This book examines budgeting by analyzing the local government budget as a complex system, thus adding a new dimension to traditional budget textbooks. It is designed to complement existing texts―not replace―by putting the budget in a complex system, general equilibrium framework. A complex systems framework adds to conventional budget analysis in at least four ways: It looks at the budget as the result of many variables that are outside the finance department’s purview; it understands that there are multiple interdependences among these variables; it suggests analysis of non-obvious relationships among actions in the budget process in order to optimize results; and it argues that the actors in the process must understand that their budgetary behaviors have indirect and far-reaching implications that go beyond the budget document.
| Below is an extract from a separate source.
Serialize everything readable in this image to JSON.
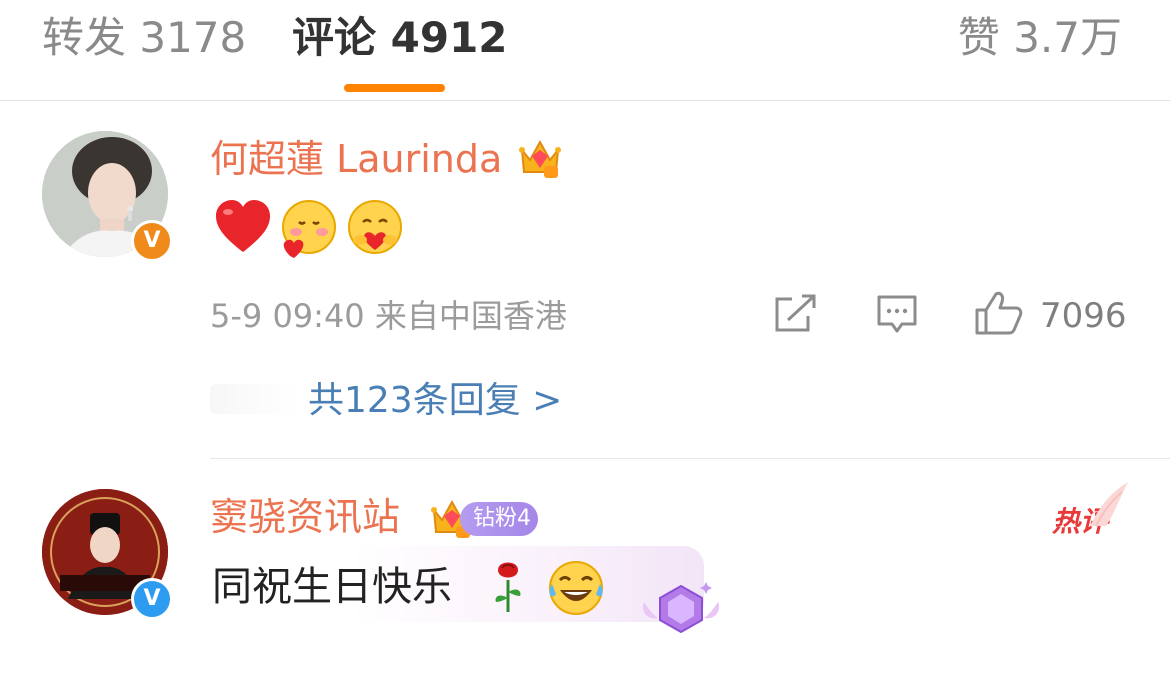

This book also uses concepts seldom discussed in the budgetary literature―that of governance, including concepts of the facilitative state, with adjustments for exogenous shocks; the forms of decision making; and the political climate of the jurisdiction. This framework notes methods of success of firms in the private sector that operate in environments of rapid technological change. While becoming a popular theoretical framework for how private sector firms change, dynamic capability analysis has received little attention in the public management field. This book utilizes DC since public sector organizations also face rapidly changing environments. Lastly, the book discusses the potential relationship between the local budget and local community welfare maximization.